Birds indicate a planet in peril, but investing in conservation makes economic sense
By Martin Fowlie, Thu, 20/06/2013 - 03:00
Declines in birds across the globe are providing evidence of a rapid deterioration in the global environment that is affecting all life on earth – including people. However, birds also tell us that saving the planet comes at a relatively small price – an investment that’s vital to secure our own future.
These are some of the messages in a new report State of the world’s birds: indicators for our changing world by the world’s largest Partnership of conservation organisations, BirdLife International, who have gathered in Ottawa, Canada to launch the report and unveil their vision for a world rich in biodiversity, where people and nature live in harmony.

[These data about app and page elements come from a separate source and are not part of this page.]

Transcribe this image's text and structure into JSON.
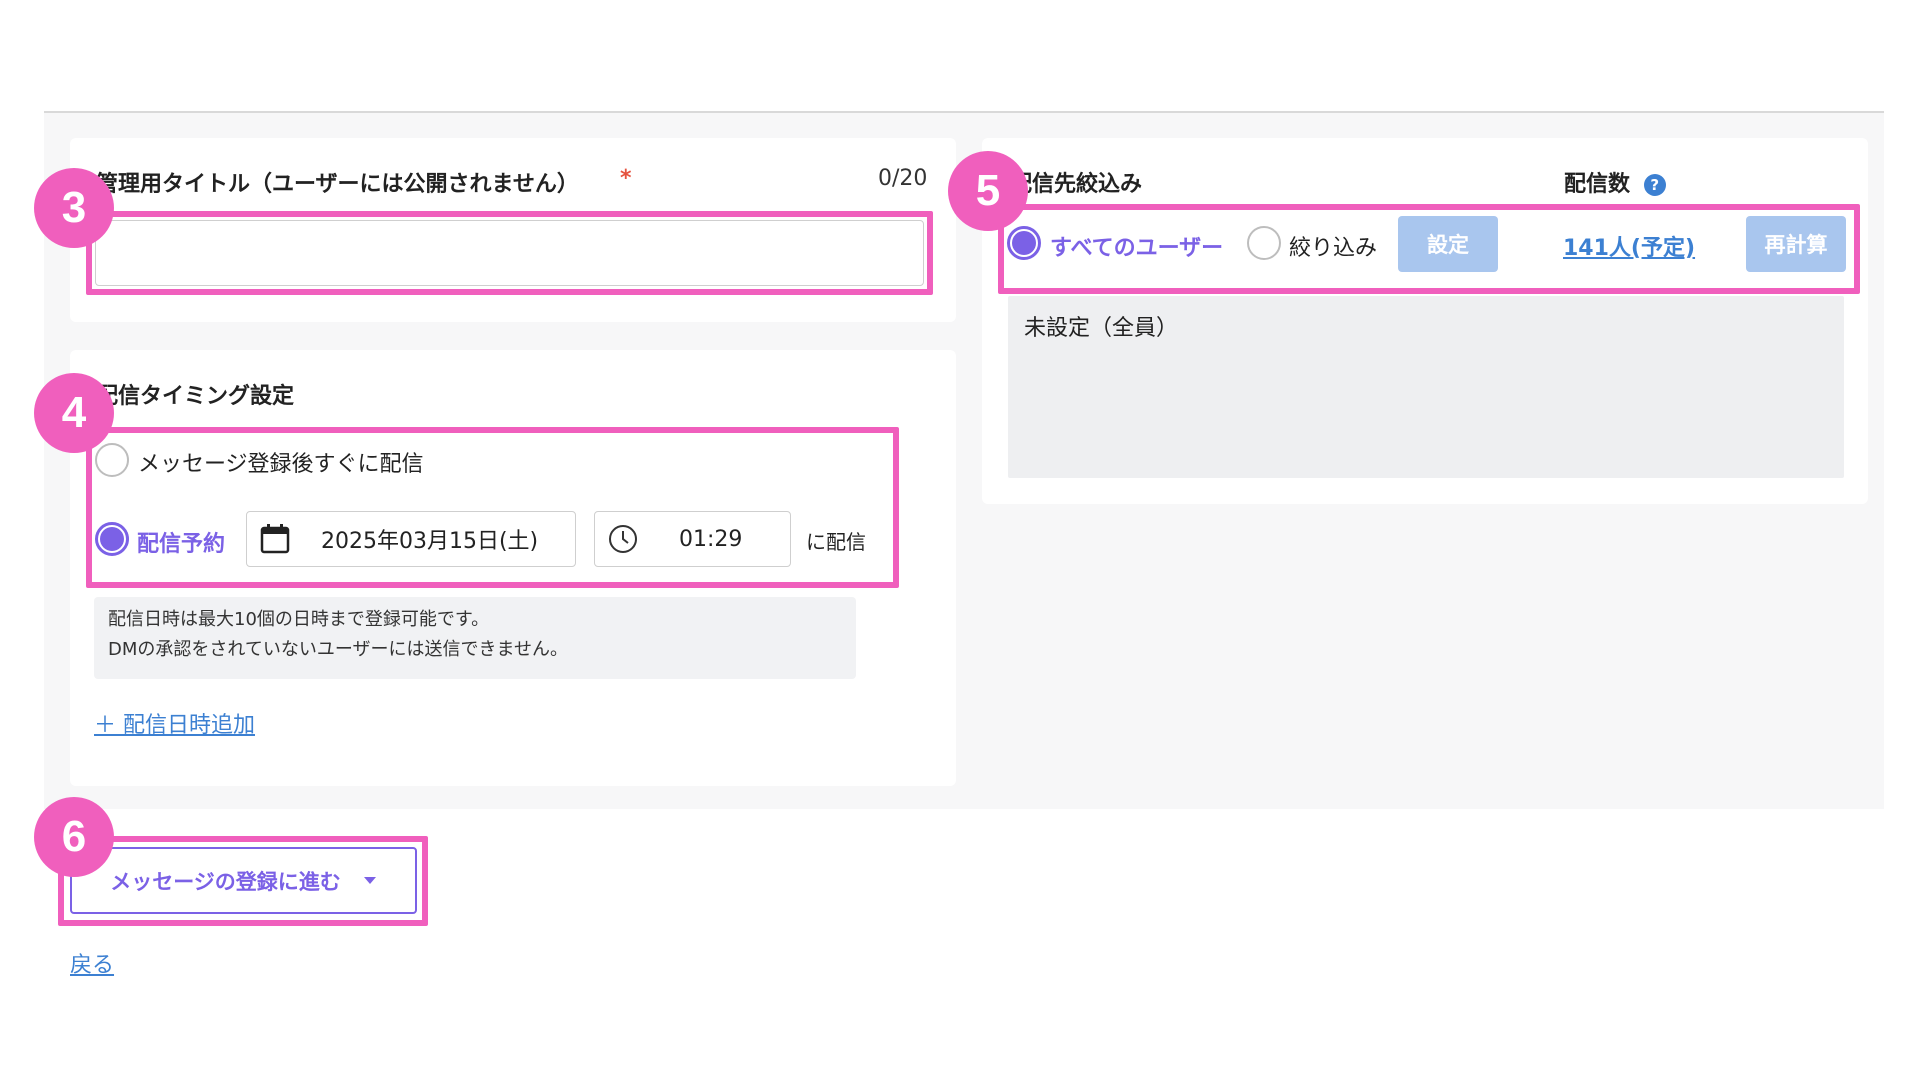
{
  "title_section": {
    "label": "管理用タイトル（ユーザーには公開されません）",
    "required_mark": "*",
    "counter": "0/20",
    "input_value": "",
    "badge": "3"
  },
  "timing_section": {
    "label": "配信タイミング設定",
    "badge": "4",
    "options": [
      {
        "label": "メッセージ登録後すぐに配信",
        "selected": false
      },
      {
        "label": "配信予約",
        "selected": true
      }
    ],
    "date_value": "2025年03月15日(土)",
    "time_value": "01:29",
    "suffix": "に配信",
    "note_line1": "配信日時は最大10個の日時まで登録可能です。",
    "note_line2": "DMの承認をされていないユーザーには送信できません。",
    "add_link": "＋ 配信日時追加"
  },
  "target_section": {
    "label": "配信先絞込み",
    "count_label": "配信数",
    "help_icon": "?",
    "badge": "5",
    "options": [
      {
        "label": "すべてのユーザー",
        "selected": true
      },
      {
        "label": "絞り込み",
        "selected": false
      }
    ],
    "settings_button": "設定",
    "count_link": "141人(予定)",
    "recalc_button": "再計算",
    "filter_summary": "未設定（全員）"
  },
  "actions": {
    "badge": "6",
    "proceed_button": "メッセージの登録に進む",
    "back_link": "戻る"
  },
  "colors": {
    "accent": "#7b61e6",
    "highlight": "#f05fbd",
    "link": "#3c80d2",
    "disabled_button": "#a9c6ee",
    "required": "#e5533f"
  }
}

The status of the world’s birds continues to get worse with many species slipping towards extinction and others in steep decline. Birds are facing threats on many fronts but habitat destruction and degradation, owing to changes in agriculture, as well as direct impacts from invasive species are the major causes. However, birds also provide a lens through which we can view all nature.

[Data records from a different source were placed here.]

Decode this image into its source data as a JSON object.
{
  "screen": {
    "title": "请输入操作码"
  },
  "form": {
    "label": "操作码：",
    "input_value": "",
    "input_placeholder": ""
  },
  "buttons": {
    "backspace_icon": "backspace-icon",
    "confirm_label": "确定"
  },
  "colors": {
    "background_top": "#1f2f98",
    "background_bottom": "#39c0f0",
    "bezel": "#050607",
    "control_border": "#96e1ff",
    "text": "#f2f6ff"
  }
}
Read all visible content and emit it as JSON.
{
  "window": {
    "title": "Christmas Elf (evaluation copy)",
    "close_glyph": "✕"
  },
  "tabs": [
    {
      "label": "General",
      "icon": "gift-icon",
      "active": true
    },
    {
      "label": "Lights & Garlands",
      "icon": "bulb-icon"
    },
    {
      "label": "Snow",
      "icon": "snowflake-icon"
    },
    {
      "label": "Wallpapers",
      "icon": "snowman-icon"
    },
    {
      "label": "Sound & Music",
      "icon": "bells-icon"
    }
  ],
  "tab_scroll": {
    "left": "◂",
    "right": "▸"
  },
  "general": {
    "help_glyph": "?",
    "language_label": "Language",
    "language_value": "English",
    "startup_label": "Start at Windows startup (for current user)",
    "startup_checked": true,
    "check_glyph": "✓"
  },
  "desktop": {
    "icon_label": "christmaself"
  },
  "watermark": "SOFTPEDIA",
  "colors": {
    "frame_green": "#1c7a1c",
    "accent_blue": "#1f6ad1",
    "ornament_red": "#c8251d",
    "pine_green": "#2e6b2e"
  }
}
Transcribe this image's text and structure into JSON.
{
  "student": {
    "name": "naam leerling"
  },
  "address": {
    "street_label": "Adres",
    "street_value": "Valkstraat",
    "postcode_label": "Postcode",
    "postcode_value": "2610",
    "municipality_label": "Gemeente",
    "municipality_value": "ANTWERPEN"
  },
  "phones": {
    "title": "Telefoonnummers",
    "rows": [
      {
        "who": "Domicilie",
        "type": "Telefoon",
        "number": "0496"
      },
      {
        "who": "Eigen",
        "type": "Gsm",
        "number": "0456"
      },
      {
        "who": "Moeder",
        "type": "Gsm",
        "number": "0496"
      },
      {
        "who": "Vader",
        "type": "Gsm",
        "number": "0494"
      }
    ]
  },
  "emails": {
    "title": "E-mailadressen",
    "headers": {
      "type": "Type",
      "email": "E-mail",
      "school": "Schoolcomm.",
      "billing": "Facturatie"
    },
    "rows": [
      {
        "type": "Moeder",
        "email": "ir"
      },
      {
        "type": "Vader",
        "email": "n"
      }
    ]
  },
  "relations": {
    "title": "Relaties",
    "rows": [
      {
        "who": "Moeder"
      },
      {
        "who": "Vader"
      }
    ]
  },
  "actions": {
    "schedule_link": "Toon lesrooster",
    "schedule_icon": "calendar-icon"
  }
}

“Birds provide an accurate and easy to read environmental barometer that allows us to see clearly the pressures our current way of life are putting on the world’s biodiversity”, said Dr Leon Bennun, BirdLife’s Director of Science, Information and Policy.
The BirdLife Partnership has identified the most important places for nature. These are called Important Bird and Biodiversity Areas – IBAs for short. Over 12,000 have now been documented, with major recent advances in identifying IBAs in the marine environment.

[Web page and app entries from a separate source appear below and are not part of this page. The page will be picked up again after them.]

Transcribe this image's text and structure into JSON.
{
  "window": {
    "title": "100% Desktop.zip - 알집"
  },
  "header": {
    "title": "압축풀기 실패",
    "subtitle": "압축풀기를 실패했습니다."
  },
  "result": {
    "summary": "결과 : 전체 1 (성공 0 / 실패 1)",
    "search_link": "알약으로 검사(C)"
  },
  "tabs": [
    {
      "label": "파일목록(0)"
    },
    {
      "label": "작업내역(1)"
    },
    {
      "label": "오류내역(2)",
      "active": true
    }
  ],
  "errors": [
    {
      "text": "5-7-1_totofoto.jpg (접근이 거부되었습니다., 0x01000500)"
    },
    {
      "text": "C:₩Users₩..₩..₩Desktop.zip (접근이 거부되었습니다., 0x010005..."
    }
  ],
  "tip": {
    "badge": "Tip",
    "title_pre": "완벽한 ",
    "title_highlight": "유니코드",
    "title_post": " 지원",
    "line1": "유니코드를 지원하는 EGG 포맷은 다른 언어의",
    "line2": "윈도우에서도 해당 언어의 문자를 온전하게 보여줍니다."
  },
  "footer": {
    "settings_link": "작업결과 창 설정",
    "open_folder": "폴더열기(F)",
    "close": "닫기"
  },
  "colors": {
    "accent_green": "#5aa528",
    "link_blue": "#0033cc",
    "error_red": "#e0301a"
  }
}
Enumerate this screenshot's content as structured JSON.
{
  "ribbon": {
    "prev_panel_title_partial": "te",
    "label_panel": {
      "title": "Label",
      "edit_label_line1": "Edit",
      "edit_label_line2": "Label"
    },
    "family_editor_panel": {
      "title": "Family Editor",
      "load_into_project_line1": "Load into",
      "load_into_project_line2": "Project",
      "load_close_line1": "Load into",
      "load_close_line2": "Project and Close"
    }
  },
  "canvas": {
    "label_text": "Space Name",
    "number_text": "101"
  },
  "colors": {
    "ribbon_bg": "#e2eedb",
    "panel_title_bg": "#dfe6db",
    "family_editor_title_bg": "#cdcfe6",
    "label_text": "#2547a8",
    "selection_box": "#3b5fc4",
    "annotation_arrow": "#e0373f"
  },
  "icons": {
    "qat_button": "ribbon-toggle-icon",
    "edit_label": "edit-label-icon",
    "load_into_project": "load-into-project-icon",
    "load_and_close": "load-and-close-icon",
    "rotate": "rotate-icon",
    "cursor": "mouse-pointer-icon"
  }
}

IBAs represent the largest systematically identified global network of important sites for biodiversity but only 28% are completely covered by existing protected areas.
Effectively protecting and managing all IBAs would cost $57.8 billion per year. Combined with the cost of actions to improve the status of threatened species in all wildlife groups, conserving nature has been estimated to cost US$80 billion per year.
“The total sums may sound large, but they are small in terms of government budgets, and they should be seen as investments, not bills – saving nature makes economic sense because of the payback in terms of services and benefits that people receive in return, from mitigating climate change to pollinating crops”, said Dr Stuart Butchart, BirdLife’s Head of Science. “More fundamentally, biodiversity underpins our planetary life-support systems – in order to survive and prosper, we have to look after it.”
The positive message from the report is that conservation works. Where threats are tackled through focused interventions, conservation can succeed. Some species have been brought back from the brink of extinction in spectacular fashion and degraded habitats can be restored.
“Effective nature conservation is affordable and it works. It’s time to make it happen. The result will be a world that is in every way wealthier and healthier – and that remains diverse and beautiful too,” concluded Dr Bennun.